- _Task statement_: Lines with the word "subtitle" are the answer; copy each of them from the data below.

- _Materials provided_:
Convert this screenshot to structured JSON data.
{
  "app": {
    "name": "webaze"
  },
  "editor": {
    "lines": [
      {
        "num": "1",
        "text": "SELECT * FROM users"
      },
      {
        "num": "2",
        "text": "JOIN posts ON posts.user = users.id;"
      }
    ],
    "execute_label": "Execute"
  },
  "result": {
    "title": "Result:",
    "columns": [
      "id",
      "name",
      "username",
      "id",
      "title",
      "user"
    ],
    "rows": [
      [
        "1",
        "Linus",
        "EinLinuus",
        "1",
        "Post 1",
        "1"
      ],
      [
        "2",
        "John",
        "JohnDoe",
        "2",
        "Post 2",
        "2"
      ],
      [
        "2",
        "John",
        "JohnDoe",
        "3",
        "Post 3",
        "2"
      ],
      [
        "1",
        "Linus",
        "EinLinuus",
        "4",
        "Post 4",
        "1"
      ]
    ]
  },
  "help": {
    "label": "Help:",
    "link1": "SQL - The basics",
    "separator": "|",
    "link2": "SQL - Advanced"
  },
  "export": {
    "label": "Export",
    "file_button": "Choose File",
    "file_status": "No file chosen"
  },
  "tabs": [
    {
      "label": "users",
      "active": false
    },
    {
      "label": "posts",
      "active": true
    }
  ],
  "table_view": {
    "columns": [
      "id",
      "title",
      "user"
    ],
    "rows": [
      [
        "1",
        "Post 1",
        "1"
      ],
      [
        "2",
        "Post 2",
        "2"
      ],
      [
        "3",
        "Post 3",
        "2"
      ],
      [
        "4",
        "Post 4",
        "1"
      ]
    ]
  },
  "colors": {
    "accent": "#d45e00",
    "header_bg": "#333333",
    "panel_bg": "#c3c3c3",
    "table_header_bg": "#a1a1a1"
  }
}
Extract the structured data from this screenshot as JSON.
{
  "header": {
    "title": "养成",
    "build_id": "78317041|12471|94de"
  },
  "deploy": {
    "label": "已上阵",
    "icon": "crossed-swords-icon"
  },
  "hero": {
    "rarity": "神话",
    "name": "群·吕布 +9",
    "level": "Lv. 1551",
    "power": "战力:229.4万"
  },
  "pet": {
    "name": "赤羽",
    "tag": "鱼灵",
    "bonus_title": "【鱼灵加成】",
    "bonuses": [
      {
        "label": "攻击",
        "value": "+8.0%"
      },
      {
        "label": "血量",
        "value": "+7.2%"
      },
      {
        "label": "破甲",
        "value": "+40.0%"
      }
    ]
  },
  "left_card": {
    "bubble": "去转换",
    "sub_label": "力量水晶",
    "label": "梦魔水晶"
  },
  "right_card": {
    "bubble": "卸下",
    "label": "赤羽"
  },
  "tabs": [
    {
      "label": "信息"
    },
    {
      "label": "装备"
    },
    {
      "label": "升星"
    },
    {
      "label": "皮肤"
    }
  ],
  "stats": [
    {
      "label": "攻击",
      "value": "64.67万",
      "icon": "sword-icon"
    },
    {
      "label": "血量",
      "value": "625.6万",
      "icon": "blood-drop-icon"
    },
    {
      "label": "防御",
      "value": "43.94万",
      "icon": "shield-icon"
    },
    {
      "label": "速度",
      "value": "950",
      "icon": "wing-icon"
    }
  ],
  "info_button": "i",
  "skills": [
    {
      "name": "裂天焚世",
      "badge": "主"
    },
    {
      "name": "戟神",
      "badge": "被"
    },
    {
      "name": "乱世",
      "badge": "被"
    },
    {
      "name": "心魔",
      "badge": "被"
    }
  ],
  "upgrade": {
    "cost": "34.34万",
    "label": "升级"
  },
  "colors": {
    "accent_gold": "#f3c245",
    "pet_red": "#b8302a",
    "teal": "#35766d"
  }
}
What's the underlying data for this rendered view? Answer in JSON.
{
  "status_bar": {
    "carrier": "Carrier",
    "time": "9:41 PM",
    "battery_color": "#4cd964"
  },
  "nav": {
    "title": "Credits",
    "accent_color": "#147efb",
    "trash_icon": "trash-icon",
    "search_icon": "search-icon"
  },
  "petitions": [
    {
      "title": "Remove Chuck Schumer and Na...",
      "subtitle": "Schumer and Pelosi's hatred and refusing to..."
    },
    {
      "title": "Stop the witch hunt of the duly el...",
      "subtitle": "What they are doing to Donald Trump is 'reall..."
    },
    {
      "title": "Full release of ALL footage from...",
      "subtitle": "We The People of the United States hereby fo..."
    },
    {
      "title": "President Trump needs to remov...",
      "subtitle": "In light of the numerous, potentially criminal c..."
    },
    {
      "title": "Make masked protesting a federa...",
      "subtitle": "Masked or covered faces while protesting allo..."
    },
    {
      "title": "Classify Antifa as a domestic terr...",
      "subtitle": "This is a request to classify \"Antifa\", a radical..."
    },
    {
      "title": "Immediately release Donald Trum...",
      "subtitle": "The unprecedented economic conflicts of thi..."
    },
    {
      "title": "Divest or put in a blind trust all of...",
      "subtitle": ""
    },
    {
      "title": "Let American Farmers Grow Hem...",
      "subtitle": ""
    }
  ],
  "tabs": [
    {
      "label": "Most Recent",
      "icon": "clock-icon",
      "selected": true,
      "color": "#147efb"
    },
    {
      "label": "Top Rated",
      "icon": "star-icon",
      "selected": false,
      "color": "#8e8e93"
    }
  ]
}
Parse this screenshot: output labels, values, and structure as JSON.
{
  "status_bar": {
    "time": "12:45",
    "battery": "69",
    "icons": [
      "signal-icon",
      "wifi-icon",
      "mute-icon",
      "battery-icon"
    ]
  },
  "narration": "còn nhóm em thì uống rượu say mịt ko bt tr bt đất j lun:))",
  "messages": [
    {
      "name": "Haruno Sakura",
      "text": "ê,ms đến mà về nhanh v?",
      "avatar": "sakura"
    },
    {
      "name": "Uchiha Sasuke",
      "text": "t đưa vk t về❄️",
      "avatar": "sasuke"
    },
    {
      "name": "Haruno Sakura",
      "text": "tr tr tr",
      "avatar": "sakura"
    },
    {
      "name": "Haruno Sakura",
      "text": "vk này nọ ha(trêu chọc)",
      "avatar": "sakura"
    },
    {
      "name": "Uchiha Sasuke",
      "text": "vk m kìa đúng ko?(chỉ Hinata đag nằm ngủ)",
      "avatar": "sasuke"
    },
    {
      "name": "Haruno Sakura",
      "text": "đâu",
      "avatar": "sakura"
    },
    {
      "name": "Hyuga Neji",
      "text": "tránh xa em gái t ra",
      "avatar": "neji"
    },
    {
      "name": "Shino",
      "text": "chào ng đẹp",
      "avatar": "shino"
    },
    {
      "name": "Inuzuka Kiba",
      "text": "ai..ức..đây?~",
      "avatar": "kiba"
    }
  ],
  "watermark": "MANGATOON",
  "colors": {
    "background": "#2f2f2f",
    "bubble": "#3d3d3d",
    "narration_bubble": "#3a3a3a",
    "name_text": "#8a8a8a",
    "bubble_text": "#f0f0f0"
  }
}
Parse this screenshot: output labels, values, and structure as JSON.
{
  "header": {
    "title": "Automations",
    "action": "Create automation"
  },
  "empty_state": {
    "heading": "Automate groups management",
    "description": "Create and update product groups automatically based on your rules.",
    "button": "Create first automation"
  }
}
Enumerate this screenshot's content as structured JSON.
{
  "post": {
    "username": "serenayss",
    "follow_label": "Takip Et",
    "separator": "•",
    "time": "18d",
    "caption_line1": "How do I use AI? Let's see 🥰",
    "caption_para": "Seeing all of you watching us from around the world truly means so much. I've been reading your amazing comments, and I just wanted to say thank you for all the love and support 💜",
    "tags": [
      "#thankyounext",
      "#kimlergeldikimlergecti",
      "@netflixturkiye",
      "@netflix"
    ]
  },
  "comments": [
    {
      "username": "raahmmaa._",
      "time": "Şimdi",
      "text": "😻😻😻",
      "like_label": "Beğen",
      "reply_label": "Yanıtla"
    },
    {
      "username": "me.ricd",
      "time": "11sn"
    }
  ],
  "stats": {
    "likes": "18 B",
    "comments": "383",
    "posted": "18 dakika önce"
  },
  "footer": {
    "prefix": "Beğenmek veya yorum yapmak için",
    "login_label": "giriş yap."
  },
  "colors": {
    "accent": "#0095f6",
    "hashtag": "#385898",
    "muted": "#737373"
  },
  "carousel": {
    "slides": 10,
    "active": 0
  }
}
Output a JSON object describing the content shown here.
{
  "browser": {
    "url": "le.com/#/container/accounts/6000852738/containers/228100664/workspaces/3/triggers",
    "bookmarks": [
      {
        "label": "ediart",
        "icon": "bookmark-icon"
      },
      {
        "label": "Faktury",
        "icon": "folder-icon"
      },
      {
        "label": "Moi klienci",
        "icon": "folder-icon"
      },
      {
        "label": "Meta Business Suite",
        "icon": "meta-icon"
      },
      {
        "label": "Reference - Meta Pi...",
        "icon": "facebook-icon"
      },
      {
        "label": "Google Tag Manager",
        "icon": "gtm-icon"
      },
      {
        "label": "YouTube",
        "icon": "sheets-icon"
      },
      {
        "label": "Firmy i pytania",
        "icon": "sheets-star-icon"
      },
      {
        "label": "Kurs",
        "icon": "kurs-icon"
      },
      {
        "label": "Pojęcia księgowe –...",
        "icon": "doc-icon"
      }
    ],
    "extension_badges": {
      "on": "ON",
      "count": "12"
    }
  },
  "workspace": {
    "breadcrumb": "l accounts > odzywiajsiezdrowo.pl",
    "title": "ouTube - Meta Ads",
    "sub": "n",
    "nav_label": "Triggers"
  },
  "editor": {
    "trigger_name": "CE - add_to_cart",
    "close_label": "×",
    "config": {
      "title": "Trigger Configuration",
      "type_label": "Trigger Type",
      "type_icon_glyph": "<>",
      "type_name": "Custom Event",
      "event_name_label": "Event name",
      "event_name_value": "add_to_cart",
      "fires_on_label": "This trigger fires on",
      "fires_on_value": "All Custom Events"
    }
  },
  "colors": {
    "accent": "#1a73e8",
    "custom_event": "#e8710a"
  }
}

- _Reply to the exercise_:
      "subtitle": "Schumer and Pelosi's hatred and refusing to..."
      "subtitle": "What they are doing to Donald Trump is 'reall..."
      "subtitle": "We The People of the United States hereby fo..."
      "subtitle": "In light of the numerous, potentially criminal c..."
      "subtitle": "Masked or covered faces while protesting allo..."
      "subtitle": "This is a request to classify \"Antifa\", a radical..."
      "subtitle": "The unprecedented economic conflicts of thi..."
      "subtitle": ""
      "subtitle": ""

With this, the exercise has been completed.